New Lab Brings TU to the Telecommunications Frontier: Williams Communications Fiber Optic Networking Lab To Unite Academic Goals and Industry Needs in a Showcase Facility
Wednesday, January 17, 2001
Beaming with the latest in high-tech equipment, The University of Tulsa’s new multimillion-dollar Williams Communications Fiber Optic Networking Laboratory opened today with a dedication ceremony attended by representatives of major telecommunications companies nationwide.
The state-of-the-art lab will be used by students learning how to design telecommunications networks, professional engineers seeking training on the latest equipment, and companies researching innovations that might further revolutionize the world of communication.
“The city of Tulsa is known worldwide as a telecommunications center, and our new showcase facility will add to that reputation,” said University of Tulsa President Bob Lawless. “This highly advanced laboratory will meet our academic goals as well as the industry’s needs. Our industrial partners will benefit from a quality facility that they themselves have helped to build.”
Companies that donated equipment and services include Williams Communications, Nortel Networks, CIENA Corp., Cisco Systems, WorldCom, Diamond Resources, Transistor Devices Inc., Agilent Technologies Inc., Anixter, Broken Arrow Electric, Industrial Electric Testing and Cutler-Hammer. Lucent Technologies also is participating by loaning its leading edge all-optical switching equipment for testing at the lab.
“Williams Communications is dedicated to supporting education in communities across the country,” said Howard Janzen, president and CEO of Williams Communications. “In our highly competitive market, Williams needs access to graduates with a high level of technical expertise to help us maintain our position as the industry’s leading innovator. This lab will provide us with a pool of well-trained engineers and technicians with hands-on experience in a lab environment.”
The two-room laboratory is housed in Keplinger Hall, home of the TU College of Engineering and Natural Sciences. One room contains the equipment and the other is a classroom for lectures and demonstrations.
Peter LoPresti, associate professor of electrical engineering at TU and director of the laboratory, described it as a showcase facility for teaching, training and research in telecommunications.
“Undergraduate and graduate students, professionals and industry trainees will gain hands-on experience with a variety of network configurations and technology,” said LoPresti. “This fiber optic networking facility represents the latest optical communications technology and will serve as a cornerstone for future innovation and continued industry leadership.”
LoPresti and other TU professors have already incorporated the laboratory into the curriculum of two existing courses, and new courses such as “Optical Networking” will open for enrollment in fall 2001 and spring 2002. The lab’s primary emphasis will be on fiber optics and the electronics and hardware needed to run a fiber optic network.

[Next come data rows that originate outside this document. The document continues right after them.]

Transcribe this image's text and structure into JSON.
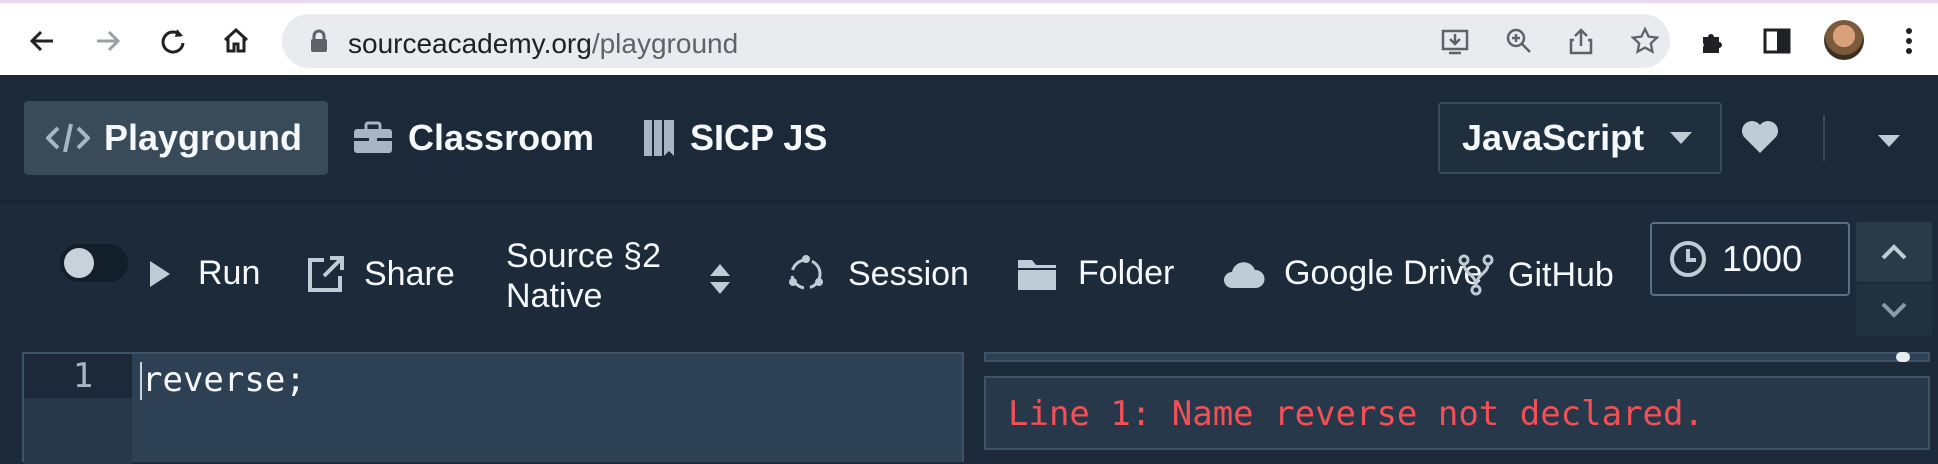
{
  "browser": {
    "url_domain": "sourceacademy.org",
    "url_path": "/playground",
    "icons": [
      "back-icon",
      "forward-icon",
      "reload-icon",
      "home-icon",
      "lock-icon",
      "install-icon",
      "zoom-icon",
      "share-icon",
      "star-icon",
      "extensions-icon",
      "sidebar-icon",
      "profile-avatar",
      "more-icon"
    ]
  },
  "nav": {
    "tabs": [
      {
        "label": "Playground",
        "icon": "code-icon",
        "active": true
      },
      {
        "label": "Classroom",
        "icon": "briefcase-icon",
        "active": false
      },
      {
        "label": "SICP JS",
        "icon": "book-icon",
        "active": false
      }
    ],
    "language": "JavaScript"
  },
  "controls": {
    "run_label": "Run",
    "share_label": "Share",
    "chapter_line1": "Source §2",
    "chapter_line2": "Native",
    "session_label": "Session",
    "folder_label": "Folder",
    "google_drive_label": "Google Drive",
    "github_label": "GitHub",
    "timeout_value": "1000"
  },
  "editor": {
    "line_numbers": [
      "1"
    ],
    "code": "reverse;"
  },
  "repl": {
    "error_message": "Line 1: Name reverse not declared."
  },
  "colors": {
    "background": "#1c2a39",
    "active_tab": "#394b59",
    "error_text": "#f05056"
  }
}
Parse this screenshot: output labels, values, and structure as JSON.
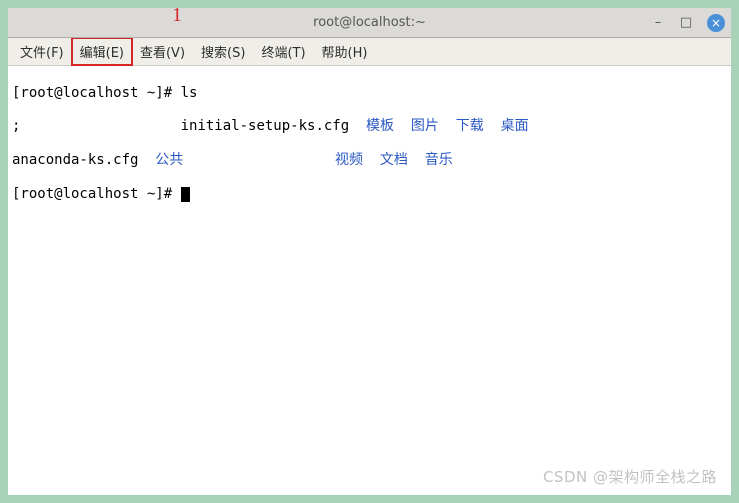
{
  "annotation": "1",
  "titlebar": {
    "title": "root@localhost:~",
    "minimize": "–",
    "maximize": "□",
    "close": "×"
  },
  "menu": {
    "file": "文件(F)",
    "edit": "编辑(E)",
    "view": "查看(V)",
    "search": "搜索(S)",
    "terminal": "终端(T)",
    "help": "帮助(H)"
  },
  "terminal": {
    "prompt1": "[root@localhost ~]# ",
    "cmd1": "ls",
    "line2_col1": ";",
    "line2_col2": "initial-setup-ks.cfg",
    "line2_b1": "模板",
    "line2_b2": "图片",
    "line2_b3": "下载",
    "line2_b4": "桌面",
    "line3_col1": "anaconda-ks.cfg",
    "line3_b0": "公共",
    "line3_b1": "视频",
    "line3_b2": "文档",
    "line3_b3": "音乐",
    "prompt2": "[root@localhost ~]# "
  },
  "watermark": "CSDN @架构师全栈之路"
}
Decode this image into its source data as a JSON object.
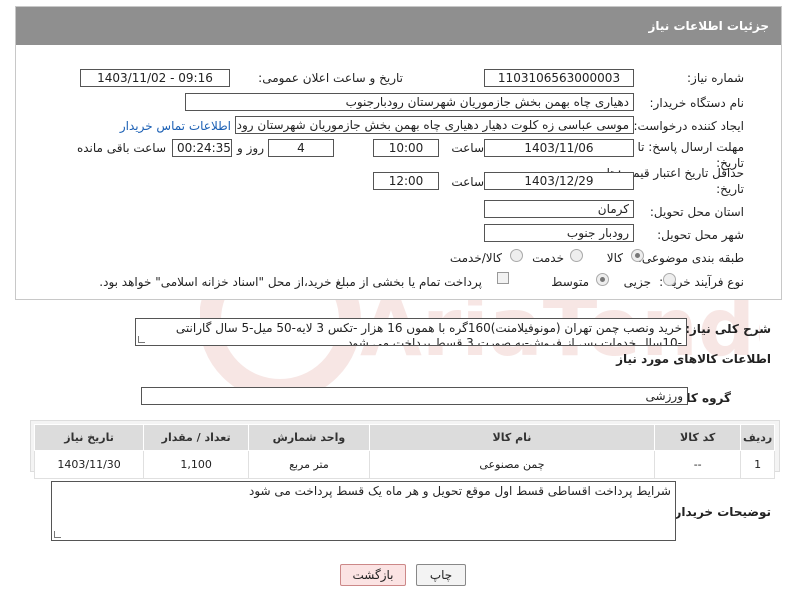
{
  "header": {
    "title": "جزئیات اطلاعات نیاز"
  },
  "form": {
    "need_number_label": "شماره نیاز:",
    "need_number": "1103106563000003",
    "announce_label": "تاریخ و ساعت اعلان عمومی:",
    "announce_value": "1403/11/02 - 09:16",
    "buyer_org_label": "نام دستگاه خریدار:",
    "buyer_org": "دهیاری چاه بهمن بخش جازموریان شهرستان رودبارجنوب",
    "creator_label": "ایجاد کننده درخواست:",
    "creator": "موسی عباسی زه کلوت دهیار دهیاری چاه بهمن بخش جازموریان شهرستان رود",
    "contact_link": "اطلاعات تماس خریدار",
    "deadline_label": "مهلت ارسال پاسخ: تا تاریخ:",
    "deadline_date": "1403/11/06",
    "time_label": "ساعت",
    "deadline_time": "10:00",
    "days_value": "4",
    "days_label": "روز و",
    "remaining_time": "00:24:35",
    "remaining_label": "ساعت باقی مانده",
    "validity_label": "حداقل تاریخ اعتبار قیمت: تا تاریخ:",
    "validity_date": "1403/12/29",
    "validity_time": "12:00",
    "province_label": "استان محل تحویل:",
    "province": "کرمان",
    "city_label": "شهر محل تحویل:",
    "city": "رودبار جنوب",
    "category_label": "طبقه بندی موضوعی:",
    "category_options": [
      "کالا",
      "خدمت",
      "کالا/خدمت"
    ],
    "process_label": "نوع فرآیند خرید :",
    "process_options": [
      "جزیی",
      "متوسط"
    ],
    "payment_note": "پرداخت تمام یا بخشی از مبلغ خرید،از محل \"اسناد خزانه اسلامی\" خواهد بود."
  },
  "description": {
    "label": "شرح کلی نیاز:",
    "text": "خرید ونصب چمن تهران (مونوفیلامنت)160گره با هموں 16 هزار -تکس 3 لایه-50 میل-5 سال گارانتی -10سال خدمات پس از فروش-به صورت 3 قسط پرداخت می شود"
  },
  "goods": {
    "section_title": "اطلاعات کالاهای مورد نیاز",
    "group_label": "گروه کالا:",
    "group_value": "ورزشی",
    "columns": [
      "ردیف",
      "کد کالا",
      "نام کالا",
      "واحد شمارش",
      "تعداد / مقدار",
      "تاریخ نیاز"
    ],
    "rows": [
      [
        "1",
        "--",
        "چمن مصنوعی",
        "متر مربع",
        "1,100",
        "1403/11/30"
      ]
    ]
  },
  "buyer_notes": {
    "label": "توضیحات خریدار:",
    "text": "شرایط پرداخت اقساطی  قسط اول موقع تحویل و هر ماه یک قسط پرداخت می شود"
  },
  "buttons": {
    "print": "چاپ",
    "back": "بازگشت"
  },
  "watermark": {
    "text": "AriaTender.neT"
  },
  "colors": {
    "header_bg": "#8f8f8f",
    "link": "#1a5fb4",
    "back_button_bg": "#fbe3e3"
  }
}
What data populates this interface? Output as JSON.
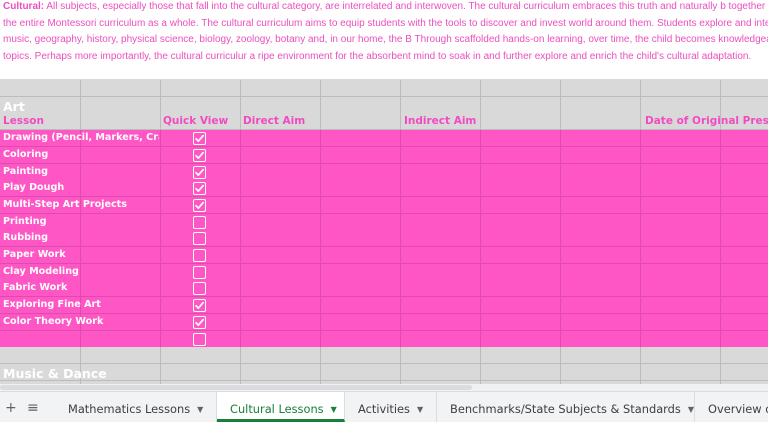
{
  "intro": {
    "label": "Cultural:",
    "text": " All subjects, especially those that fall into the cultural category, are interrelated and interwoven. The cultural curriculum embraces this truth and naturally b together not only these subjects but the entire Montessori curriculum as a whole. The cultural curriculum aims to equip students with the tools to discover and invest world around them. Students explore and interact with fine arts, dance, music, geography, history, physical science, biology, zoology, botany and, in our home, the B Through scaffolded hands-on learning, over time, the child becomes knowledgeable and can speak to these topics. Perhaps more importantly, the cultural curriculur a ripe environment for the absorbent mind to soak in and further explore and enrich the child's cultural adaptation."
  },
  "sheet": {
    "section_art": "Art",
    "headers": {
      "lesson": "Lesson",
      "quick_view": "Quick View",
      "direct_aim": "Direct Aim",
      "indirect_aim": "Indirect Aim",
      "date": "Date of Original Prese"
    },
    "lessons": [
      {
        "name": "Drawing (Pencil, Markers, Crayons)",
        "checked": true
      },
      {
        "name": "Coloring",
        "checked": true
      },
      {
        "name": "Painting",
        "checked": true
      },
      {
        "name": "Play Dough",
        "checked": true
      },
      {
        "name": "Multi-Step Art Projects",
        "checked": true
      },
      {
        "name": "Printing",
        "checked": false
      },
      {
        "name": "Rubbing",
        "checked": false
      },
      {
        "name": "Paper Work",
        "checked": false
      },
      {
        "name": "Clay Modeling",
        "checked": false
      },
      {
        "name": "Fabric Work",
        "checked": false
      },
      {
        "name": "Exploring Fine Art",
        "checked": true
      },
      {
        "name": "Color Theory Work",
        "checked": true
      },
      {
        "name": "",
        "checked": false
      }
    ],
    "section_music": "Music & Dance"
  },
  "tabbar": {
    "add_icon": "plus-icon",
    "all_sheets_icon": "list-icon",
    "tabs": [
      {
        "label": "Mathematics Lessons",
        "active": false
      },
      {
        "label": "Cultural Lessons",
        "active": true
      },
      {
        "label": "Activities",
        "active": false
      },
      {
        "label": "Benchmarks/State Subjects & Standards",
        "active": false
      },
      {
        "label": "Overview o",
        "active": false
      }
    ]
  },
  "colors": {
    "accent_pink": "#ff56c6",
    "text_pink": "#ec4fbe",
    "active_tab": "#188038"
  }
}
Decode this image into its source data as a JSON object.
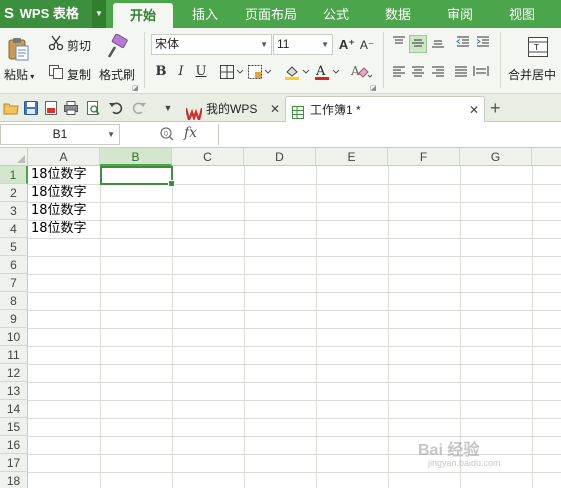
{
  "app": {
    "name": "WPS 表格",
    "logo": "S"
  },
  "menu": {
    "tabs": [
      "开始",
      "插入",
      "页面布局",
      "公式",
      "数据",
      "审阅",
      "视图"
    ],
    "active": "开始"
  },
  "ribbon": {
    "paste": "粘贴",
    "cut": "剪切",
    "copy": "复制",
    "format_painter": "格式刷",
    "font_name": "宋体",
    "font_size": "11",
    "grow_font": "A⁺",
    "shrink_font": "A⁻",
    "bold": "B",
    "italic": "I",
    "underline": "U",
    "merge_center": "合并居中"
  },
  "doc_tabs": [
    {
      "label": "我的WPS",
      "active": false
    },
    {
      "label": "工作簿1 *",
      "active": true
    }
  ],
  "add_tab": "+",
  "formula_bar": {
    "cell_ref": "B1",
    "fx": "fx",
    "content": ""
  },
  "grid": {
    "columns": [
      "A",
      "B",
      "C",
      "D",
      "E",
      "F",
      "G"
    ],
    "rows": [
      "1",
      "2",
      "3",
      "4",
      "5",
      "6",
      "7",
      "8",
      "9",
      "10",
      "11",
      "12",
      "13",
      "14",
      "15",
      "16",
      "17",
      "18"
    ],
    "selected_cell": "B1",
    "cells": [
      {
        "ref": "A1",
        "value": "18位数字"
      },
      {
        "ref": "A2",
        "value": "18位数字"
      },
      {
        "ref": "A3",
        "value": "18位数字"
      },
      {
        "ref": "A4",
        "value": "18位数字"
      }
    ]
  },
  "watermark": {
    "text": "Bai 经验",
    "sub": "jingyan.baidu.com"
  },
  "colors": {
    "brand": "#4ba54b",
    "brand_dark": "#3c8f3c",
    "selection": "#3e8e3e"
  }
}
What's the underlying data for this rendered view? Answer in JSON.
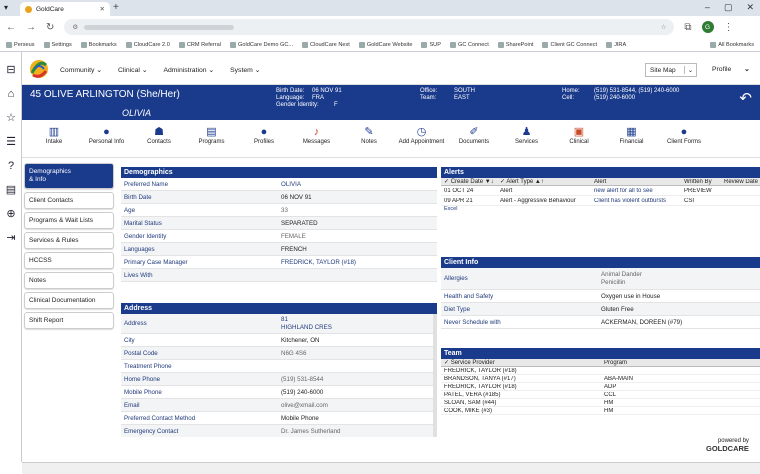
{
  "browser": {
    "tab_title": "GoldCare",
    "new_tab": "+",
    "bookmarks": [
      "Perseus",
      "Settings",
      "Bookmarks",
      "CloudCare 2.0",
      "CRM Referral",
      "GoldCare Demo GC...",
      "CloudCare Next",
      "GoldCare Website",
      "SUP",
      "GC Connect",
      "SharePoint",
      "Client GC Connect",
      "JIRA"
    ],
    "all_bookmarks": "All Bookmarks",
    "profile_letter": "G"
  },
  "app": {
    "menu": [
      "Community",
      "Clinical",
      "Administration",
      "System"
    ],
    "site_map": "Site Map",
    "profile": "Profile"
  },
  "patient": {
    "name": "45 OLIVE ARLINGTON (She/Her)",
    "preferred": "OLIVIA",
    "birth_date_label": "Birth Date:",
    "birth_date": "06 NOV 91",
    "language_label": "Language:",
    "language": "FRA",
    "gender_label": "Gender Identity:",
    "gender": "F",
    "office_label": "Office:",
    "office": "SOUTH",
    "team_label": "Team:",
    "team": "EAST",
    "home_label": "Home:",
    "home": "(519) 531-8544, (519) 240-6000",
    "cell_label": "Cell:",
    "cell": "(519) 240-6000"
  },
  "iconbar": [
    {
      "label": "Intake",
      "icon": "intake-icon",
      "glyph": "▥"
    },
    {
      "label": "Personal Info",
      "icon": "person-icon",
      "glyph": "●"
    },
    {
      "label": "Contacts",
      "icon": "contacts-icon",
      "glyph": "☗"
    },
    {
      "label": "Programs",
      "icon": "programs-icon",
      "glyph": "▤"
    },
    {
      "label": "Profiles",
      "icon": "profiles-icon",
      "glyph": "●"
    },
    {
      "label": "Messages",
      "icon": "bell-icon",
      "glyph": "♪"
    },
    {
      "label": "Notes",
      "icon": "notes-icon",
      "glyph": "✎"
    },
    {
      "label": "Add Appointment",
      "icon": "clock-icon",
      "glyph": "◷"
    },
    {
      "label": "Documents",
      "icon": "documents-icon",
      "glyph": "✐"
    },
    {
      "label": "Services",
      "icon": "services-icon",
      "glyph": "♟"
    },
    {
      "label": "Clinical",
      "icon": "clinical-icon",
      "glyph": "▣"
    },
    {
      "label": "Financial",
      "icon": "financial-icon",
      "glyph": "▦"
    },
    {
      "label": "Client Forms",
      "icon": "forms-icon",
      "glyph": "●"
    }
  ],
  "left_menu": [
    "Client Contacts",
    "Programs & Wait Lists",
    "Services & Rules",
    "HCCSS",
    "Notes",
    "Clinical Documentation",
    "Shift Report"
  ],
  "left_menu_active": [
    "Demographics",
    "& Info"
  ],
  "demographics": {
    "title": "Demographics",
    "rows": [
      {
        "label": "Preferred Name",
        "value": "OLIVIA",
        "style": "lnk"
      },
      {
        "label": "Birth Date",
        "value": "06 NOV 91",
        "style": "val"
      },
      {
        "label": "Age",
        "value": "33",
        "style": "muted"
      },
      {
        "label": "Marital Status",
        "value": "SEPARATED",
        "style": "val"
      },
      {
        "label": "Gender Identity",
        "value": "FEMALE",
        "style": "muted"
      },
      {
        "label": "Languages",
        "value": "FRENCH",
        "style": "val"
      },
      {
        "label": "Primary Case Manager",
        "value": "FREDRICK, TAYLOR (#18)",
        "style": "lnk"
      },
      {
        "label": "Lives With",
        "value": "",
        "style": "val"
      }
    ]
  },
  "address": {
    "title": "Address",
    "address_label": "Address",
    "address_line1": "81",
    "address_line2": "HIGHLAND CRES",
    "rows": [
      {
        "label": "City",
        "value": "Kitchener, ON",
        "style": "val"
      },
      {
        "label": "Postal Code",
        "value": "N6G 4S6",
        "style": "muted"
      },
      {
        "label": "Treatment Phone",
        "value": "",
        "style": "val"
      },
      {
        "label": "Home Phone",
        "value": "(519) 531-8544",
        "style": "muted"
      },
      {
        "label": "Mobile Phone",
        "value": "(519) 240-6000",
        "style": "val"
      },
      {
        "label": "Email",
        "value": "olive@xmail.com",
        "style": "muted"
      },
      {
        "label": "Preferred Contact Method",
        "value": "Mobile Phone",
        "style": "val"
      },
      {
        "label": "Emergency Contact",
        "value": "Dr. James Sutherland",
        "style": "muted"
      }
    ]
  },
  "alerts": {
    "title": "Alerts",
    "headers": [
      "Create Date",
      "Alert Type",
      "Alert",
      "Written By",
      "Review Date"
    ],
    "rows": [
      [
        "01 OCT 24",
        "Alert",
        "new alert for all to see",
        "PREVIEW",
        ""
      ],
      [
        "09 APR 21",
        "Alert - Aggressive Behaviour",
        "Client has violent outbursts",
        "CSI",
        ""
      ]
    ],
    "excel": "Excel"
  },
  "client_info": {
    "title": "Client Info",
    "allergies_label": "Allergies",
    "allergies": [
      "Animal Dander",
      "Penicillin"
    ],
    "rows": [
      {
        "label": "Health and Safety",
        "value": "Oxygen use in House"
      },
      {
        "label": "Diet Type",
        "value": "Gluten Free"
      },
      {
        "label": "Never Schedule with",
        "value": "ACKERMAN, DOREEN (#79)"
      }
    ]
  },
  "team": {
    "title": "Team",
    "headers": [
      "Service Provider",
      "Program"
    ],
    "rows": [
      [
        "FREDRICK, TAYLOR (#18)",
        ""
      ],
      [
        "BRANDSON, TANYA (#17)",
        "ABA-MAIN"
      ],
      [
        "FREDRICK, TAYLOR (#18)",
        "ADP"
      ],
      [
        "PATEL, VERA (#185)",
        "CCL"
      ],
      [
        "SLOAN, SAM (#44)",
        "HM"
      ],
      [
        "COOK, MIKE (#3)",
        "HM"
      ]
    ]
  },
  "powered": {
    "top": "powered by",
    "brand": "GOLDCARE"
  },
  "colors": {
    "brand_blue": "#1a3b8c",
    "link": "#1f3a7a"
  }
}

“It’s one thing when students draw a system on paper,” said LoPresti, “but now they will be able to see what happens when that design is put into practice. Students will see how a network functions, how it can break down, and they’ll explore solutions to networking problems.”
LoPresti says the curriculum changes will prepare students for careers in telecommunications with laboratory technology as sophisticated as anything currently used in the field — plus some experimental equipment not even available on the market.
“We will also be able to conduct research on new network systems and configurations, component performance and interoperability, and telecommunications applications,” said LoPresti, who has already begun testing some new switching technology that could reroute signals to overcome difficulties caused by a large amount of traffic on a network.
In addition to student programs, engineering professionals and technicians will be able to attend short courses, continuing education classes and seminars.
Lab equipment includes optical transmitters, receivers, amplifiers, switches, fiber optic cable and regenerators used to revive a weak signal. Also available is diagnostic equipment to observe a network and sophisticated timing systems that use the global positioning system to synchronize operations.
Williams Communications provided the engineers, draftsmen and technicians to design the equipment layout and power distribution system, and to configure and test equipment to ensure operation within specifications. Diamond Resources provided the installation of the power supply and the substructure supporting the equipment and cabling.
Nortel Networks donated its industry-leading Optical Internet equipment, including two S/DMS TransportNode OC-192 and three OC-48 transmission systems. CIENA donated two additional OC-192 intelligent optical transport systems, some with dense wavelength division multiplexing (DWDM) capabilities. Cisco Systems provided three 15454 signal aggregators to connect the optical network to electrical networks. WorldCom donated optical amplifiers and test equipment. The power plant was contributed by Transistor Devices Inc., and Agilent provided a network test set and an optical spectrum analyzer.